=== Begin Enclosure ===

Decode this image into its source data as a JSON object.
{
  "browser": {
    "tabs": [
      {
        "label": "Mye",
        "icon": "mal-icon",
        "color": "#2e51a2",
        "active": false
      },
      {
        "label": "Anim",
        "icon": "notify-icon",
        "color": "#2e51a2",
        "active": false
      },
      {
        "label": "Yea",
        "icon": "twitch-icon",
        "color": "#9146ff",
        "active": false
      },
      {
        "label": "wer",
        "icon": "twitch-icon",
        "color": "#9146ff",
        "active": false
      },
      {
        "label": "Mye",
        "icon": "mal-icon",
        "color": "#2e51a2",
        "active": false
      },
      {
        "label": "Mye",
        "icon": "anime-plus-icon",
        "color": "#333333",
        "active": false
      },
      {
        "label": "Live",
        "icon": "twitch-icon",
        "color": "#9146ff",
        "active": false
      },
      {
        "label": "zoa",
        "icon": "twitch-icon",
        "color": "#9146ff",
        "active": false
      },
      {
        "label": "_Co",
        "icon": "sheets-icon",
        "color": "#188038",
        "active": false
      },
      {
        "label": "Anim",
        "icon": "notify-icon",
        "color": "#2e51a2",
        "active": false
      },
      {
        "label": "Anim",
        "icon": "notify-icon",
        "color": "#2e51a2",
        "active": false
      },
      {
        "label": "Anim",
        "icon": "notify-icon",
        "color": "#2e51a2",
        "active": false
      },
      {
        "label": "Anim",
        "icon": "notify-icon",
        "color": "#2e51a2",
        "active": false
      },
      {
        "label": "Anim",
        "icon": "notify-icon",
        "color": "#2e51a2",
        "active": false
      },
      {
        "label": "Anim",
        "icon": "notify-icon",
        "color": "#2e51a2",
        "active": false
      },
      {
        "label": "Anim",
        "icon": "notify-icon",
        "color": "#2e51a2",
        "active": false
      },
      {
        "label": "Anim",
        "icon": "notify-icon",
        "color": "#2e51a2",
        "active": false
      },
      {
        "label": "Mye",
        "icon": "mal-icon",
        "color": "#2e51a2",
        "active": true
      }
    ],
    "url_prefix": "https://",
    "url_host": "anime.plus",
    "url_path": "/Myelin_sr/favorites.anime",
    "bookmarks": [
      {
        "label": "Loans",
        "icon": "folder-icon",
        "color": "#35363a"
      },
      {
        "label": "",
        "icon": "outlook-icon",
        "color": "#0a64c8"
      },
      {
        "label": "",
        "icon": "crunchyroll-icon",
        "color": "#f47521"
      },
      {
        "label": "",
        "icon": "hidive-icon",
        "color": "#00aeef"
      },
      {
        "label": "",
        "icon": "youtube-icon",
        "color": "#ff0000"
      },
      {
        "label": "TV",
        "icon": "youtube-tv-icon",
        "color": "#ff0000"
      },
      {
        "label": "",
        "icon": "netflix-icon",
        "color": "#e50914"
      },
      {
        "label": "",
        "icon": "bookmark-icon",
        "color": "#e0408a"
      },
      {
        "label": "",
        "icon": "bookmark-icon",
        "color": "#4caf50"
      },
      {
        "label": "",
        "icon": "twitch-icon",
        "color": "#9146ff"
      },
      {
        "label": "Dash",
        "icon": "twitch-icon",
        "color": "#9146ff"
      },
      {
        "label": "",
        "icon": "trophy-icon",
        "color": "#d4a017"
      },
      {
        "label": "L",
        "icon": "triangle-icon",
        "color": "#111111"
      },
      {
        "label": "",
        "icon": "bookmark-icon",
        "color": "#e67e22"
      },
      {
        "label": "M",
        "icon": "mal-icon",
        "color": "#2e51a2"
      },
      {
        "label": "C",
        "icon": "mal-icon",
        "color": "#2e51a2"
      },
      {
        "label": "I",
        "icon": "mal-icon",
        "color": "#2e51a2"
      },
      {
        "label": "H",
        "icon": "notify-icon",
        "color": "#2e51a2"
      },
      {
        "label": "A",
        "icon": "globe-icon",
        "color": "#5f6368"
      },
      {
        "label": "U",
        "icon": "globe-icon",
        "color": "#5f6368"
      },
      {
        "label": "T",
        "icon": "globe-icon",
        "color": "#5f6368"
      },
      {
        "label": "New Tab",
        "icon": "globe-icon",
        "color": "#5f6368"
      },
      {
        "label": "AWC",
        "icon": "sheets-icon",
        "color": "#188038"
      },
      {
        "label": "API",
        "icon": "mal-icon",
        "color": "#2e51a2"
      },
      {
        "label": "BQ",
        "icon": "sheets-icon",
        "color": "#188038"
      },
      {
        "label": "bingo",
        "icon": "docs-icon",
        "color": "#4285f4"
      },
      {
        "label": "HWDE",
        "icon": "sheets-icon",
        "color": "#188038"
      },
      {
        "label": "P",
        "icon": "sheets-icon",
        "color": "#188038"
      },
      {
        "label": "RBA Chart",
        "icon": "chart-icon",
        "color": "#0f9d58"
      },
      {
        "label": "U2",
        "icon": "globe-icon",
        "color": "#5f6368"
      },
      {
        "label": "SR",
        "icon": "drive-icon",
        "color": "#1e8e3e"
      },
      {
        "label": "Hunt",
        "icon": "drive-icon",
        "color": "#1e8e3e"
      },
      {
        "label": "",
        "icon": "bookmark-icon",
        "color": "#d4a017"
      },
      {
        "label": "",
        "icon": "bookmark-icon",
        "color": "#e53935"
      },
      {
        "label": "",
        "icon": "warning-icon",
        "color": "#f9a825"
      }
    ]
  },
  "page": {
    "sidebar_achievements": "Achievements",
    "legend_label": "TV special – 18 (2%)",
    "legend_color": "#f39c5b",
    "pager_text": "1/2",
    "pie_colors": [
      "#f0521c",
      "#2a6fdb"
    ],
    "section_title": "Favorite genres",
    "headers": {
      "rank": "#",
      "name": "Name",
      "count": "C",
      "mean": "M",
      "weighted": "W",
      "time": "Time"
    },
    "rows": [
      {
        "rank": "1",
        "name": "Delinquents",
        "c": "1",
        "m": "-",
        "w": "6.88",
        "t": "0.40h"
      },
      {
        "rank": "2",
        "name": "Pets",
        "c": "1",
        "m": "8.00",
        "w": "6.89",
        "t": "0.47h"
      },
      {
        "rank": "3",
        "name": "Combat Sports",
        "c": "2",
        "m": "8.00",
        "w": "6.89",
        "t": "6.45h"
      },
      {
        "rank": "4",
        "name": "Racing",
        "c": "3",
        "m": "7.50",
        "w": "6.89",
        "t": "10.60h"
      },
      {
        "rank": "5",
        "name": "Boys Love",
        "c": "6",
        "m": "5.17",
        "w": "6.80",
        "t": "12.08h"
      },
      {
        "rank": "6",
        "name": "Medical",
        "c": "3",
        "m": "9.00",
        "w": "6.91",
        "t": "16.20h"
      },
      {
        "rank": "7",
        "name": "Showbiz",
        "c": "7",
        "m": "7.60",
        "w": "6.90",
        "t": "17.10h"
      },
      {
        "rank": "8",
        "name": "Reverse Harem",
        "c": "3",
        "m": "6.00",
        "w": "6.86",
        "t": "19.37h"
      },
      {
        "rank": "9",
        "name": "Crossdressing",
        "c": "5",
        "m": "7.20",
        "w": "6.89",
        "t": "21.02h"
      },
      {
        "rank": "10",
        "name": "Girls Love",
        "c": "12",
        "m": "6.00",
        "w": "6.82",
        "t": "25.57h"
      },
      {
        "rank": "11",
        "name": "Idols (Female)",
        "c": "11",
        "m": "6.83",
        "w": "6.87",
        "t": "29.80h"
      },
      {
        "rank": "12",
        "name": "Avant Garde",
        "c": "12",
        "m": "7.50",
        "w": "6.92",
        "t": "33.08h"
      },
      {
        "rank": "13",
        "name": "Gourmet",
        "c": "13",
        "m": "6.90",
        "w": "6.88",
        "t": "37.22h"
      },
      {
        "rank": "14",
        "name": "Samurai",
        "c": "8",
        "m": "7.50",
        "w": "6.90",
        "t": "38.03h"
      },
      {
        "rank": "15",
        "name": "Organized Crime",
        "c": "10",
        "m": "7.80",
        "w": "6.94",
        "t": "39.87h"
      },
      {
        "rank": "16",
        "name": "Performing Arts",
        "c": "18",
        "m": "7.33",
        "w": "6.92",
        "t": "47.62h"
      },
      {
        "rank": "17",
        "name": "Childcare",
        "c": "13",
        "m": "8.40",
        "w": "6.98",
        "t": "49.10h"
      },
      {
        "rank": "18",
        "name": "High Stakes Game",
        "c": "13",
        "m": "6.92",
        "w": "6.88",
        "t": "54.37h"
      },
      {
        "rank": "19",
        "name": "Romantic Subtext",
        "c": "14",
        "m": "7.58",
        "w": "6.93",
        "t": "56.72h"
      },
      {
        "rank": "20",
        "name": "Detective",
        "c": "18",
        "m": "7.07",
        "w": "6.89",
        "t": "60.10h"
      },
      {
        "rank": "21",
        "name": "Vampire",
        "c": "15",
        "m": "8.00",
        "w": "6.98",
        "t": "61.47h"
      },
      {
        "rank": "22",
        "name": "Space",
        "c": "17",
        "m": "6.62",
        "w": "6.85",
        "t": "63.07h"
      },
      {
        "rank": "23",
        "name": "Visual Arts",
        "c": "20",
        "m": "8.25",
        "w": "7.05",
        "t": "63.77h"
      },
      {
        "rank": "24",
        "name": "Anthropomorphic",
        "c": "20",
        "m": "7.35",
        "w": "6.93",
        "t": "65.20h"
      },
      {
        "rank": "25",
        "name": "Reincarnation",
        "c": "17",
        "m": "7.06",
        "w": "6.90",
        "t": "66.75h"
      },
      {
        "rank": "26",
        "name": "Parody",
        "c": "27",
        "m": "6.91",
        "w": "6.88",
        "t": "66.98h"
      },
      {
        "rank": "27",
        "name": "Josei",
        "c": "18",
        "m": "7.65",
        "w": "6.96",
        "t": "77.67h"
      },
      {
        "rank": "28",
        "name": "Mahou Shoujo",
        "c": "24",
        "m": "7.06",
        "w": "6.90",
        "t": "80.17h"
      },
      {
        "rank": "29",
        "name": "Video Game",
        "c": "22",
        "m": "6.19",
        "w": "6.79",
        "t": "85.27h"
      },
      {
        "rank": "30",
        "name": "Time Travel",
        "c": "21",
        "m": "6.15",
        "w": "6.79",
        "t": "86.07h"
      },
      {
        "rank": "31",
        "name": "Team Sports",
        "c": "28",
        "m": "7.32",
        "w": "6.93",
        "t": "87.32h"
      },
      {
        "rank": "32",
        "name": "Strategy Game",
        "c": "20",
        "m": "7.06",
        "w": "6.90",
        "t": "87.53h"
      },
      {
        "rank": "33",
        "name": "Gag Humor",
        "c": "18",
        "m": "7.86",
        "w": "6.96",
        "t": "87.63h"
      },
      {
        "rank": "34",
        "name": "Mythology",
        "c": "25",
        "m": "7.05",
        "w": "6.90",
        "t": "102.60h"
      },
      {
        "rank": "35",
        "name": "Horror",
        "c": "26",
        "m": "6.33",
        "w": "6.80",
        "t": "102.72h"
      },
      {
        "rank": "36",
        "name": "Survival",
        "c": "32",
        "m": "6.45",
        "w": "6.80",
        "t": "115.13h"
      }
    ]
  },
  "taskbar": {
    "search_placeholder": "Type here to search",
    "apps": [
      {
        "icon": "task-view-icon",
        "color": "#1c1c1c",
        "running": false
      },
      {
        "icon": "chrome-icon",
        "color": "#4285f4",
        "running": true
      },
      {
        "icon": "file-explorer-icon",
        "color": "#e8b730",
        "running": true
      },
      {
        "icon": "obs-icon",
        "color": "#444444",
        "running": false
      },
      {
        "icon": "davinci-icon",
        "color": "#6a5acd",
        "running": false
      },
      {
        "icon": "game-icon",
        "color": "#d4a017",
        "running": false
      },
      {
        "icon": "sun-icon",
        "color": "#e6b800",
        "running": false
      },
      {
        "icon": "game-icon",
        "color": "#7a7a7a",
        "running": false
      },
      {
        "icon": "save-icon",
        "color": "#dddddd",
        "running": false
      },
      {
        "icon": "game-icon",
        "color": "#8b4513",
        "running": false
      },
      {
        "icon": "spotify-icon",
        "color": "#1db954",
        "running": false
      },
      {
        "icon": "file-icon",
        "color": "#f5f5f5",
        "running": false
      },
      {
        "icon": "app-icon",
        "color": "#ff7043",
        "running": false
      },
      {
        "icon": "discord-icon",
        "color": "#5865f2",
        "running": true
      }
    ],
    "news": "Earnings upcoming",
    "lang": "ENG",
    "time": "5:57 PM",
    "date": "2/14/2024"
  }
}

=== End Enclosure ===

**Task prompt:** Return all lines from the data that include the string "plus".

**Result for this task:**
        "icon": "anime-plus-icon",
    "url_host": "anime.plus",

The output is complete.